desecration, but destruction of a secular object, quite literally,
cannot be so
characterized, however distasteful in might be.>
logic. Suppose the proposed amendment is also passed by a two-thirds
better in the Senate and then ratified by the necessary three-fourths
states. Imagine the Congress or some state legislature trying to draft
applicable statute. Their bill would have to start with a definition.
precisely, is "the flag of the United States"? Is it not
the current 50-star flag, proudly shown above, but also any one of the
26 that preceded it?
the current one, then burning an old one would not be covered. And must
flag be made of cloth? What about plastic? What about mere images of
such as those on T-shirts that almost but don't quite cover beer
there are canonical ways to display the flag (its union, for example,
always be at the top left, even when the flag hangs vertically), there
precise specifications for a legal flag of the United States
Suppose a pseudo-flag had 15 stripes; or its red and white stripes were
reversed; or its "stars" had the wrong
shape; or its 50 stars had a rectangular rather than a staggered
ratio of its length to its width was too short (it must be exactly 1.9
to 1, no
more, no less, as is the case here). If someone were to burn a
more of those defects, would that be covered under law? If so,
lawmakers will have to find a way to describe lots of things that look
much like legal flags but really are not. Lots of luck.
recent House passage of the desecration amendment, on June 4, was by a
of 300-125 with 10 abstentions, that is, it squeaked by with 69% of the
House, 2% more than needed. Sad to say, our two local Representatives,
whom occupy very safe seats, voted for the amendment. The Senate is not
to concur, but I was astounded to find that Senator Orrin Hatch's bill
co-sponsored by Democratic Senator Dianne Feinstein of California. But
if the Senate can muster the
needed 67 votes, the President cannot veto the action (nor would he, of
course), and state legislators all over the country will ratify the
in record time (unless, of course, they read my column).
suppose this happens. I have a recommendation for an appropriate
anyone convicted under laws passed in accord with the new amendment.
person should be sentenced to sit through every session of Congress for

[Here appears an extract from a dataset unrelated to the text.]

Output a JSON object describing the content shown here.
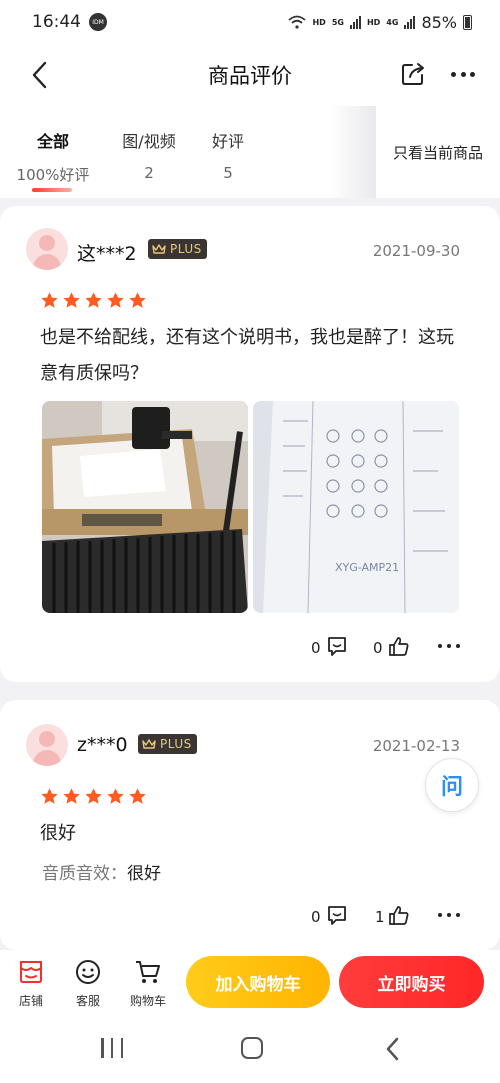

and attentively listen to all debate. That would be a Capitol
befits the crime.
D. Reilly, Jr., a ceremonial conservative, lives in Niskayuna and is a regular contributor to the
Gazette opinion pages.